While a contributor to a blog that calls itself Catholic is more worked up about something that tired blowhard Limbaugh said (and is absolutely mute on the scurrilous attacks on the Palin family), it's important to remember that there just might--possibly, hypothetically mind you--be an agenda at work in the flood-the-zone coverage you are seeing.

Third (and related to no. 2)--the left, with a few honorable exceptions, has lost its mind. Hatred--simon-pure and gloating--is the order of the day. Oh, and Andrew Sullivan is officially a horrible excuse for a human being. The thought-provoking iconoclast of 2000 is dead and mouldering, and there's an intellectually dishonest shill and bad-faith poseur sitting in his place.

Fourth, and related to No. 3: Don't tell a theocrat such as myself what to get worked up about (language warning). Specifically, pregnancy out of wedlock. News flash: Dedicated Christian parents who love and are loved by their children have seen those children go astray, despite their best efforts. Be it drugs, sex, smoking, violent behavior, booze or flat out abandonment of religion, we've seen it happen. And we've seen it happen to good parents who did their best. Sure, some pharasaical jerks will get on their high horses. But most of us will sympathize and pray we and ours can avoid the same problems.

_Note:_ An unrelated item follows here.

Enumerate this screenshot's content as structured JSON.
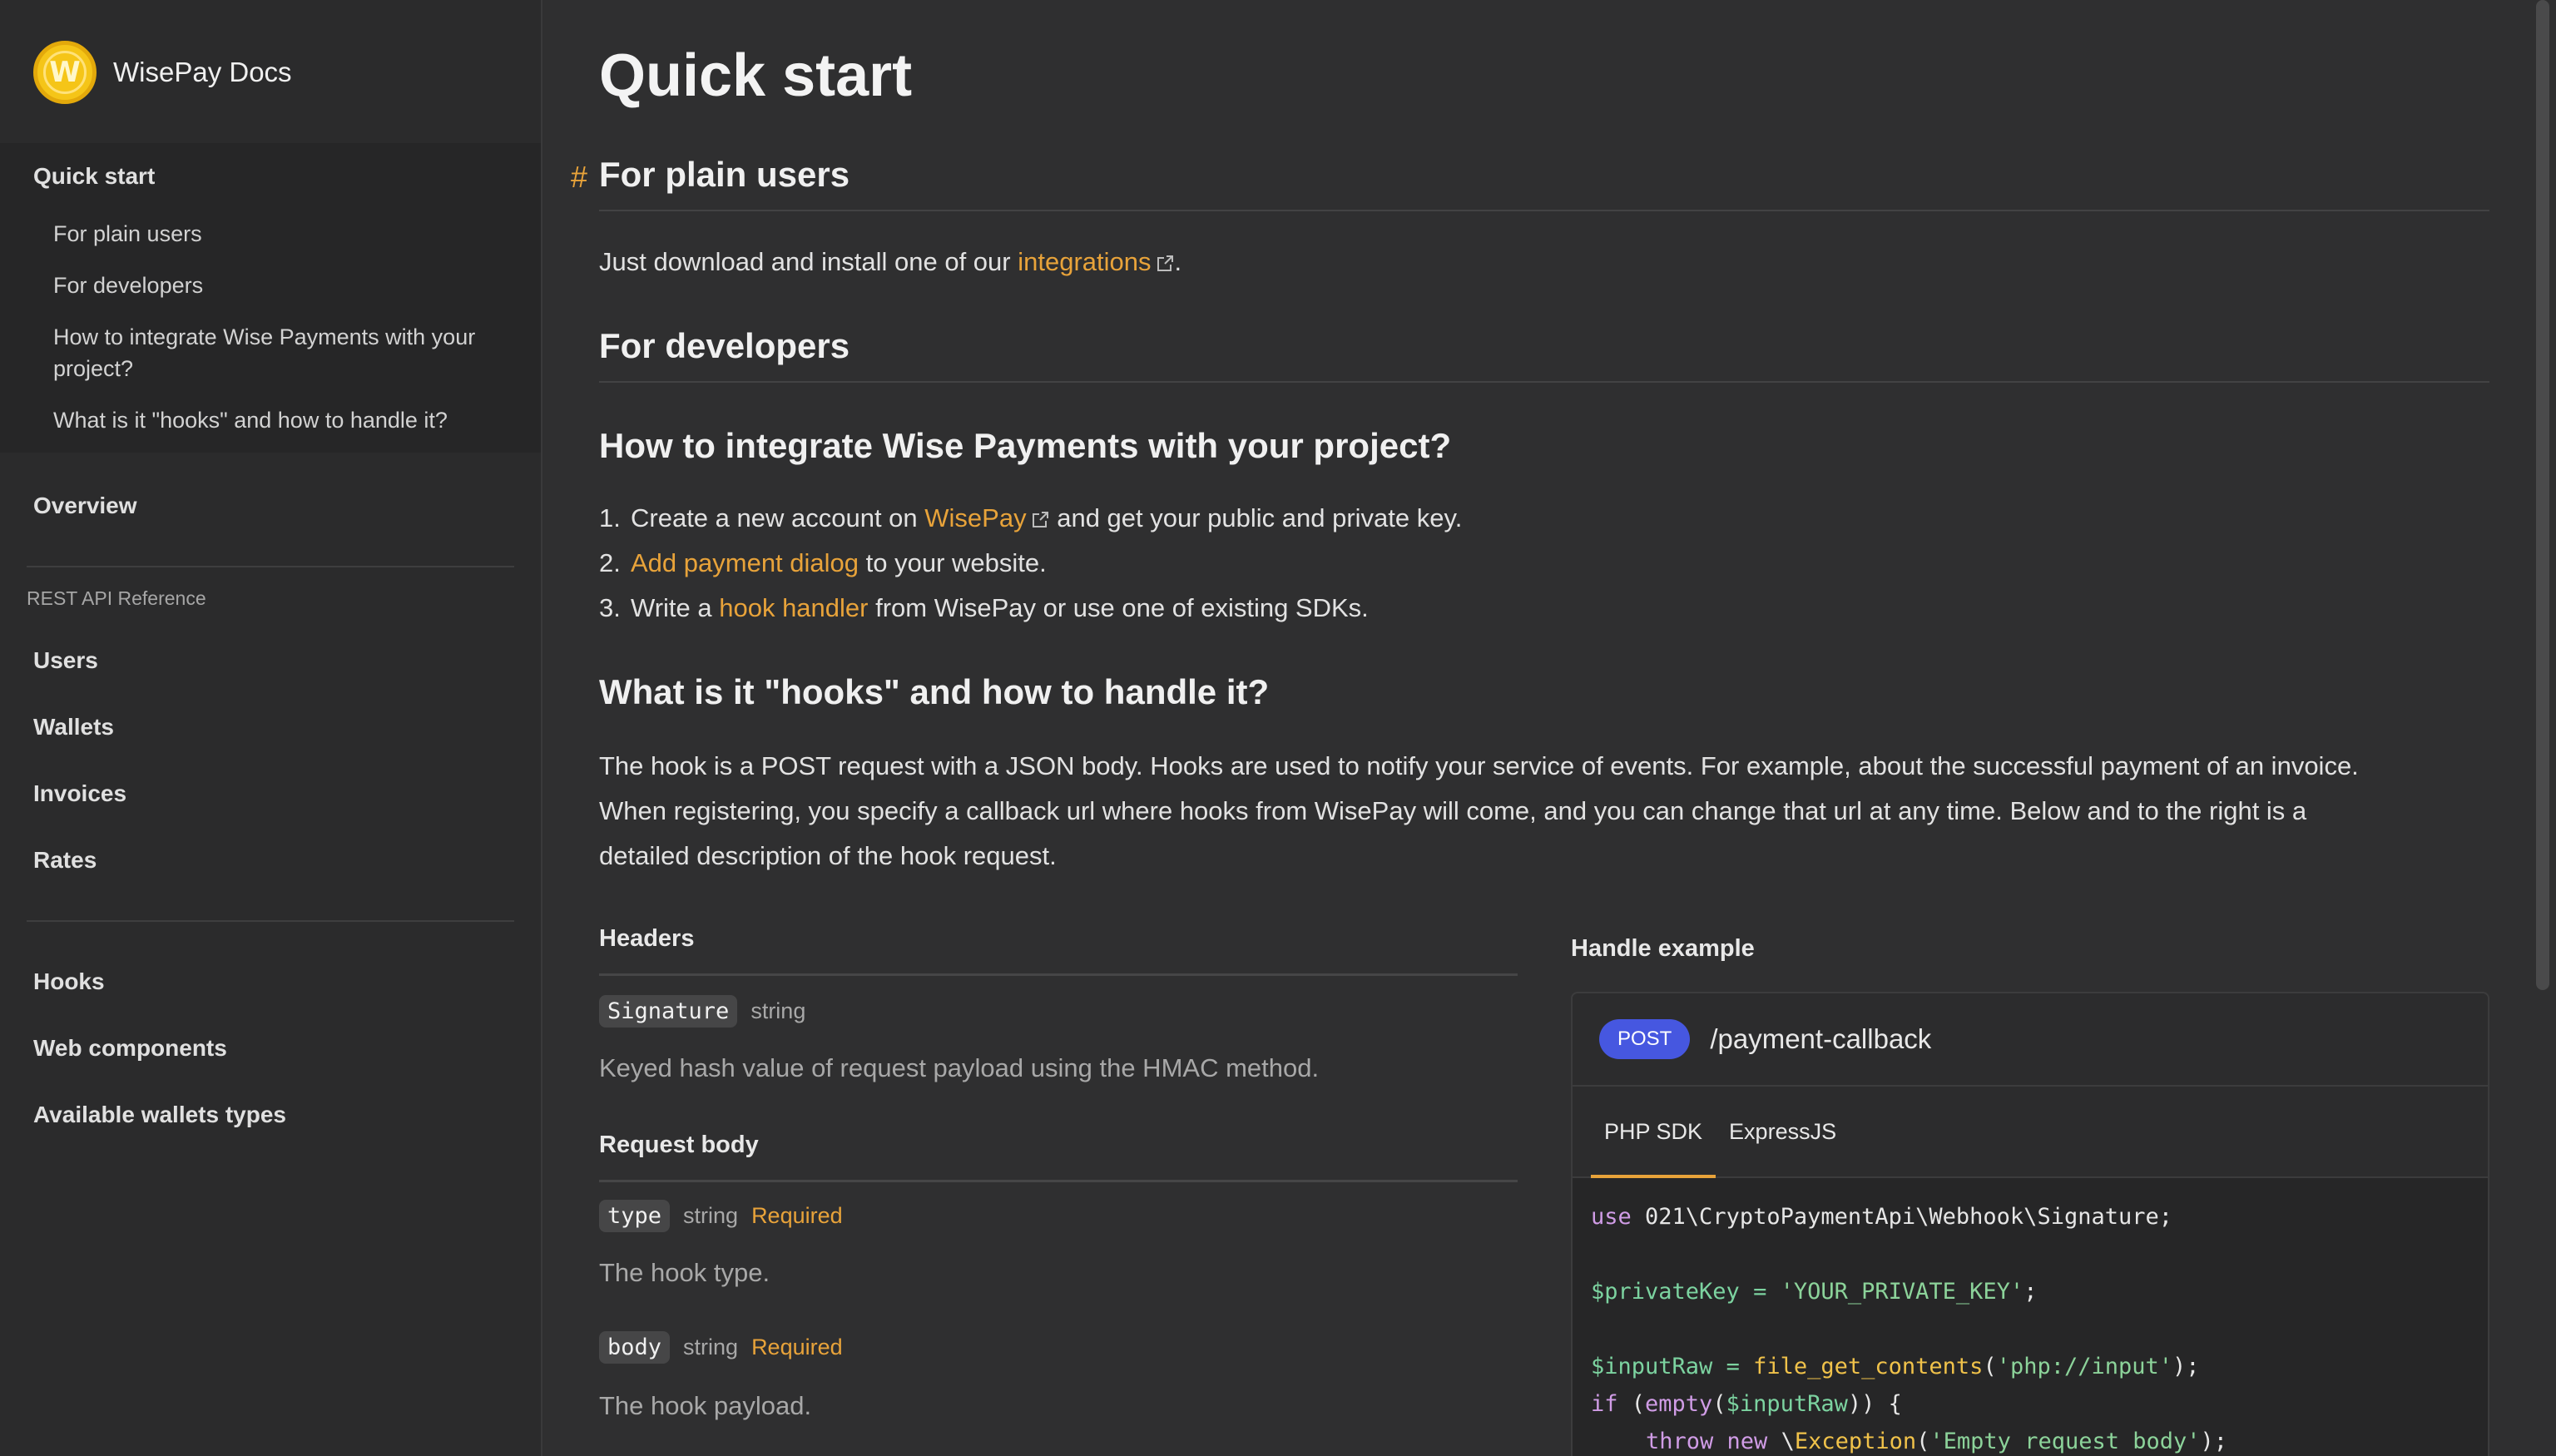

Fifth, and a tougher question: Trig and his candidate mom's schedule. First of all--to you lefties now singing the praises of stay-at-home motherhood: welcome aboard! For the entirely mercenary and cynical moment you plan to stay. Stick by the edge: it'll make your leap back off that much easier. Frankly, we don't want you all that close in the first place.

We decided that Heather would return to work after Maddie was born. If I may may be so brazen as to speak on her behalf, I think it was the longest eight months of Heather's life. Leaving her daughter tore her up, every time. But we had to. And it stopped after Dale was born, and it worked out as well as possible (albeit with some serious financial hits along the way). However, I've always said that not everyone can do this, and sometimes you have to have both working. While I think that politics is an elective job in more ways than one, it seems to be the case that this was an unexpected pregnancy. And you have to let the unexpected pregnancy take you where it will. While I'm not comfortable with the idea of the grueling campaign separating mother and infant, I'm not living in their shoes, and this is definitely a situation where everybody in the family has to pitch in.

Last and least: it looks like a good pick. She's smart, has a history of integrity in the political sphere and does have more executive experience at the state level than anyone else on either ticket. She's also held up well in the face of hideous bullshit attacks, which can be counted on to continue for the next two months.

Buckle up--should be very, very interesting.